‘Letters & sounds’ phase one

Here are seven quick counting ideas that illustrate the difference between the seven aspects of phase one…

1. Environmental sounds: listen carefully to all the sounds around you. Go outside and listen for five different sounds.

2. Instrumental sounds: be aware of the range of sounds made with instruments. Notice the sound getting louder as 1, then 2, then 3, 4, 5 children play shakers.

3. Body percussion: create sounds with their bodies and move in time to rhythm. Let five children stand at the front as you all sing an action song together – “If you’re happy and you know it stamp your feet…”

4. Rhythm and Rhyme: to appreciate rhythm and rhyme. Change the number word as you sing a familiar rhyme. Try Five in a bed or Five blind mice!

5. Alliteration: to start to understand that lots of words start with the same sound. Paint five snakes. Describe each one with a word that begin with ‘sss’ – slow, soft, slippery, scary, silly.

6. Voice sounds: to distinguish between vocal sounds. Record five individual children saying your name. When you play each one back, can the others guess who is speaking?

7 Oral blending and segmenting: to hear the individual sounds in a word and blend them back into a whole word. Say any number up to five in ‘sound talk’, e.g. th-r-ee. Children show that number of fingers.

Next up, read Gill and Lynne’s article on planning for a whole session of phonic activities based on a single theme – Wellies!

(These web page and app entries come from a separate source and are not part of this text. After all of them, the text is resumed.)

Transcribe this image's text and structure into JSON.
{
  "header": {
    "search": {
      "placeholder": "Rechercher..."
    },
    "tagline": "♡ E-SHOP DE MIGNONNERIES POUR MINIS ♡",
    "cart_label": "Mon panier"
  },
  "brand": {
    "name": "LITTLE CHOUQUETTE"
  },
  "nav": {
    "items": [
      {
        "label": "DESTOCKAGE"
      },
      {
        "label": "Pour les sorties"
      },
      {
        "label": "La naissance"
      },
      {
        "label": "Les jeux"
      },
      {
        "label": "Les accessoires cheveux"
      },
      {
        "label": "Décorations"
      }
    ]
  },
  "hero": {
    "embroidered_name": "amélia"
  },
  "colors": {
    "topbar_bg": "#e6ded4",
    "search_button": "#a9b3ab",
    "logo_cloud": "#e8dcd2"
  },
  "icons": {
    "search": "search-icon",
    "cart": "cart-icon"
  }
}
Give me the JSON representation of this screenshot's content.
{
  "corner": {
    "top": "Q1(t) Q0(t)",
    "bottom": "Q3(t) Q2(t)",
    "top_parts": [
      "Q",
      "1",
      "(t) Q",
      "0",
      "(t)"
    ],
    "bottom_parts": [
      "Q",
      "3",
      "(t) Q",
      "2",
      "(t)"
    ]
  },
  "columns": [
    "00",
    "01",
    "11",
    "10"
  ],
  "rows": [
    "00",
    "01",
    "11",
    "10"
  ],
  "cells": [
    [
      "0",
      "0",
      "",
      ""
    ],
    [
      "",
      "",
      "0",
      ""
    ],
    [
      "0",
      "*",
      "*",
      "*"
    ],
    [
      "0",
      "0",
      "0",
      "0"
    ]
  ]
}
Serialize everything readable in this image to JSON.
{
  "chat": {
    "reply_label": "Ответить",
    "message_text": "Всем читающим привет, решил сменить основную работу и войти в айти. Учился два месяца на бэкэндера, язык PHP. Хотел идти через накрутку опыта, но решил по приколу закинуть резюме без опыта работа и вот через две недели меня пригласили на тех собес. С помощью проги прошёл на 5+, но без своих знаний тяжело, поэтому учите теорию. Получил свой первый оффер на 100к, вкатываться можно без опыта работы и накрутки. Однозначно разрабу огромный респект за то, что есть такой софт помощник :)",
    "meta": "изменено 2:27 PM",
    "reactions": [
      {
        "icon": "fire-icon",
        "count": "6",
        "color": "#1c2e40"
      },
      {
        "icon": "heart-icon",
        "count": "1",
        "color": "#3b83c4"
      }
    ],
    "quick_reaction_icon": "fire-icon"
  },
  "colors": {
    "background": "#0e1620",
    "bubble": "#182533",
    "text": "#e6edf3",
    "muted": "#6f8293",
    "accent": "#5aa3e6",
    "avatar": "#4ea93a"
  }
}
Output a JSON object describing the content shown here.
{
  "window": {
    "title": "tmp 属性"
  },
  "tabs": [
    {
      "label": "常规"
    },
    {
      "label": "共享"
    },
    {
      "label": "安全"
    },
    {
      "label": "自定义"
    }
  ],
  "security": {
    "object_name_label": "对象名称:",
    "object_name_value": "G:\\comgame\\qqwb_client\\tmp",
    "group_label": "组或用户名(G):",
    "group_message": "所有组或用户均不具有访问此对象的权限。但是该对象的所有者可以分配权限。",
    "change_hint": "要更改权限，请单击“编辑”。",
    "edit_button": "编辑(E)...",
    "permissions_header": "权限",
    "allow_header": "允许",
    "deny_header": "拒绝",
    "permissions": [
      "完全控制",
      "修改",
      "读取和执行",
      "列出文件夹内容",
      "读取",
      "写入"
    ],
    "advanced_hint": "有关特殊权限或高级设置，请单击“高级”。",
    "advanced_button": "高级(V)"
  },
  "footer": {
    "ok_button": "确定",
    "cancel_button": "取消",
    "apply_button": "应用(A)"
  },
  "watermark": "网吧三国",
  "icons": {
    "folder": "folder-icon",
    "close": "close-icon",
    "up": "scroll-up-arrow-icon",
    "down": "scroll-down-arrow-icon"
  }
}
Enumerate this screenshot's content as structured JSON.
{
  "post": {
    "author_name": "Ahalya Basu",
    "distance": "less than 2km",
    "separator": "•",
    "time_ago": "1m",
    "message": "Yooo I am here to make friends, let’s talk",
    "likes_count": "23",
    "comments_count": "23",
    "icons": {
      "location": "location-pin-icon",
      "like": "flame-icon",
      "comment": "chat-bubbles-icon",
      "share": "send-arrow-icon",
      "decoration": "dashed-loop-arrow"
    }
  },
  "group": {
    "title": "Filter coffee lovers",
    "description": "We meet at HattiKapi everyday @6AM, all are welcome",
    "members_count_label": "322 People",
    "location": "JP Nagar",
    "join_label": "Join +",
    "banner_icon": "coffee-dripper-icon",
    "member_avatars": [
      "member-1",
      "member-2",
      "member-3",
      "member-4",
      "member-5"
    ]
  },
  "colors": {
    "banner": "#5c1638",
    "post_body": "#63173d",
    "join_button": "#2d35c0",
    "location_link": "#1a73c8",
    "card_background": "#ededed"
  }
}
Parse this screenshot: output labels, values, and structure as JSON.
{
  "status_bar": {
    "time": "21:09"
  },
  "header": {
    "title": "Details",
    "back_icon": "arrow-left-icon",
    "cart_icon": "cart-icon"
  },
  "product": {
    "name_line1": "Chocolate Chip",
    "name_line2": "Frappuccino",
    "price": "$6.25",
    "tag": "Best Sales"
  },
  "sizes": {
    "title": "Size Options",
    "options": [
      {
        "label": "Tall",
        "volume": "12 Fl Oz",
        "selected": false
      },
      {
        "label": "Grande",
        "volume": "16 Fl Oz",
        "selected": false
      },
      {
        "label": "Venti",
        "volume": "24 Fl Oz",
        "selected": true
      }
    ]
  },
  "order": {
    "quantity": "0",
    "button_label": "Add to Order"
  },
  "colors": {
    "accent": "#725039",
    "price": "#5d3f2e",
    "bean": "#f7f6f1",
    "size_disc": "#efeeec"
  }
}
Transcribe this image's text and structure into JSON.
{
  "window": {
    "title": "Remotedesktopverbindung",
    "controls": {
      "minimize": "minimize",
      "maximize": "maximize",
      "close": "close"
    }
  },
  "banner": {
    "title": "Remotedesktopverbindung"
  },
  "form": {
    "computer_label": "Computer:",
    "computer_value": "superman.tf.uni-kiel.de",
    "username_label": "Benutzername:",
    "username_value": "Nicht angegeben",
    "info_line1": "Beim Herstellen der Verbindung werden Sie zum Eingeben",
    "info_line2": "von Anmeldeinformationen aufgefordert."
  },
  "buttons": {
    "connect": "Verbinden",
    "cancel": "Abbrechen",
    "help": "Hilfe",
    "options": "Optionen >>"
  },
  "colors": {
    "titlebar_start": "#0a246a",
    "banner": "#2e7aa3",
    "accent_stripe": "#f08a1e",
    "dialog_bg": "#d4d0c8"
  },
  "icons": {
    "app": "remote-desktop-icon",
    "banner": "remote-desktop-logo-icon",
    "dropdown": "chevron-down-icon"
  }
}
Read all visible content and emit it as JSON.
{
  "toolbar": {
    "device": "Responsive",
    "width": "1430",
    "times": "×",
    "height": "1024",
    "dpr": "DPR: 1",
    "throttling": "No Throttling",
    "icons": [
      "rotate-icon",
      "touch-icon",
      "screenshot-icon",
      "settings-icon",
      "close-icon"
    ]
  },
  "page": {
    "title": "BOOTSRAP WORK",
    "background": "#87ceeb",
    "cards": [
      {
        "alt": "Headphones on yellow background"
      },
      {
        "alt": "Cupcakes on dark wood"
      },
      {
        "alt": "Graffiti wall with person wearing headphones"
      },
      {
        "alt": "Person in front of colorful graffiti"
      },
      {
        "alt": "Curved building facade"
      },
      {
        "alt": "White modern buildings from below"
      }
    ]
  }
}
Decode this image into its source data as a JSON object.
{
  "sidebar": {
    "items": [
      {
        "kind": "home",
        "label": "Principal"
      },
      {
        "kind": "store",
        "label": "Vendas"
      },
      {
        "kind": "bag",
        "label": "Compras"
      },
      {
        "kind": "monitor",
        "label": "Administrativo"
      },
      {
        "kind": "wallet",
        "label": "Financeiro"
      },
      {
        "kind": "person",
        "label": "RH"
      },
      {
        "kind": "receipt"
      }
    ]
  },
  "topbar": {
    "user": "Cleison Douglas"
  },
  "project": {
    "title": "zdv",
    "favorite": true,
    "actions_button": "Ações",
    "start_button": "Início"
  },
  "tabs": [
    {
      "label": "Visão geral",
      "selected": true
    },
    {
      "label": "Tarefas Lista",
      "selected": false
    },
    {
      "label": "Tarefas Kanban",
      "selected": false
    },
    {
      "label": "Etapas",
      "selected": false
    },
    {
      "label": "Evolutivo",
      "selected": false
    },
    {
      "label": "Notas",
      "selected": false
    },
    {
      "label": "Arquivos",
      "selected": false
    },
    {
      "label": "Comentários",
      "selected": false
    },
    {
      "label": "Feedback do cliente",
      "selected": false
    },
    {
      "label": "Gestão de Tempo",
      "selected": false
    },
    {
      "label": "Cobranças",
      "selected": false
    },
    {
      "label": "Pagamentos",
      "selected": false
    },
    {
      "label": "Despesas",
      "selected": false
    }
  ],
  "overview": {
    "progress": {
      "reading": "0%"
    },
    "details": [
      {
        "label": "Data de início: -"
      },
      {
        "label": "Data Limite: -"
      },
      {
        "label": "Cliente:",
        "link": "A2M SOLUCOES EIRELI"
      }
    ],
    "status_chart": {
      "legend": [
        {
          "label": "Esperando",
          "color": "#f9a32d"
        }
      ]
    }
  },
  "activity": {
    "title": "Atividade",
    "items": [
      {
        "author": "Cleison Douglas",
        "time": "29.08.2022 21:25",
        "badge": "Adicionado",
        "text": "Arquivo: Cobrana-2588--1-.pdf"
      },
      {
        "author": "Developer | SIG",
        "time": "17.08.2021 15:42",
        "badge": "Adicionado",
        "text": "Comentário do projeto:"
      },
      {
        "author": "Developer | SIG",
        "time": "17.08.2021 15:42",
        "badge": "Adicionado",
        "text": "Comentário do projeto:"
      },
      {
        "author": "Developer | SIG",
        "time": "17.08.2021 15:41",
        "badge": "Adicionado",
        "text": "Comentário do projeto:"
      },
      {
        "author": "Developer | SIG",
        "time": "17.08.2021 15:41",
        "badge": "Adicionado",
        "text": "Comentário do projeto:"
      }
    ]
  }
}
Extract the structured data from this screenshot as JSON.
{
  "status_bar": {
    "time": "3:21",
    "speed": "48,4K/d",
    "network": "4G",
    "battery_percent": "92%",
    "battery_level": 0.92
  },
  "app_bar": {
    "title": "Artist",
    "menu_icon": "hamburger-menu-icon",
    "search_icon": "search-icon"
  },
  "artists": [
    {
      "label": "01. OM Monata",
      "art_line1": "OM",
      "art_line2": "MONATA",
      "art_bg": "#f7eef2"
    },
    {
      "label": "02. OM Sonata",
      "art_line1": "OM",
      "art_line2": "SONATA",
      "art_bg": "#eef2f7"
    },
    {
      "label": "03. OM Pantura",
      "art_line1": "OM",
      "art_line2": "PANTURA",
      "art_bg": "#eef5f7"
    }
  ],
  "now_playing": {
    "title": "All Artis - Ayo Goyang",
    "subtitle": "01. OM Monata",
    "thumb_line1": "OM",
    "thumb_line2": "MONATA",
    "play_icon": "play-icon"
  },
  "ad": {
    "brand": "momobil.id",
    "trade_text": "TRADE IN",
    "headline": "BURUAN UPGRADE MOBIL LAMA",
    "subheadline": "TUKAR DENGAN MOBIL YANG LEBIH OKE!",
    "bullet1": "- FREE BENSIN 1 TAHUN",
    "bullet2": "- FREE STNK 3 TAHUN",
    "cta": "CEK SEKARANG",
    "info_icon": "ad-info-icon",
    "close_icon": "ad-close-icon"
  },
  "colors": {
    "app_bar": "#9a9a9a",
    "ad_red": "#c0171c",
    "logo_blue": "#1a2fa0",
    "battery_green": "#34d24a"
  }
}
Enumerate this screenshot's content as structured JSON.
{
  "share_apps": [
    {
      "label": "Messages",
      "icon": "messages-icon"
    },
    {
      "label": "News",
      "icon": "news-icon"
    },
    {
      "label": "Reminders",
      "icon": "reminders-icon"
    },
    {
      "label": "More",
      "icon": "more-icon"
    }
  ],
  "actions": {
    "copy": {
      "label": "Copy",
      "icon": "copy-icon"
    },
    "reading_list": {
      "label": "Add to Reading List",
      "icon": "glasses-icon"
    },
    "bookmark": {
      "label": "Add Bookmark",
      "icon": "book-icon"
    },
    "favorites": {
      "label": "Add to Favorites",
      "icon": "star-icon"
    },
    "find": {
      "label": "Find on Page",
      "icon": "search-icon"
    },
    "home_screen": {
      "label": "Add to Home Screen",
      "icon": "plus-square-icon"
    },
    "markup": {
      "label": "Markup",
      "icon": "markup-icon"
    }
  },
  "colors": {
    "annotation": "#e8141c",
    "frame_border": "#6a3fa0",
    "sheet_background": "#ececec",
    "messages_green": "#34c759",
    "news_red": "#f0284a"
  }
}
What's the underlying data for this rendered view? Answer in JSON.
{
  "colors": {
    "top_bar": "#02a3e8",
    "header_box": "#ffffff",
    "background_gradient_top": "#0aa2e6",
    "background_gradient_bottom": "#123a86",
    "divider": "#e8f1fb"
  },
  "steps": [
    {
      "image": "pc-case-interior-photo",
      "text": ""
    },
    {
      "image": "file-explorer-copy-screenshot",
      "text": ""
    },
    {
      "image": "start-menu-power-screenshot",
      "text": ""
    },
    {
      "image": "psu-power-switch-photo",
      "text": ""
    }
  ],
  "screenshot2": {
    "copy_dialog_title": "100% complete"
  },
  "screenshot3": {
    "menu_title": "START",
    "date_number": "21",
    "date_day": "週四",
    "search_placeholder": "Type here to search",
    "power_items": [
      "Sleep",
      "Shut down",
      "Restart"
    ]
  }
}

Gill Coulson and Lynn Cousins are experienced teachers of early years and Key Stage 1, and the authors of Games, Ideas and Activities for Early Years Phonics, part of Pearson Education’s Classroom Gems series – the second edition of which is now available.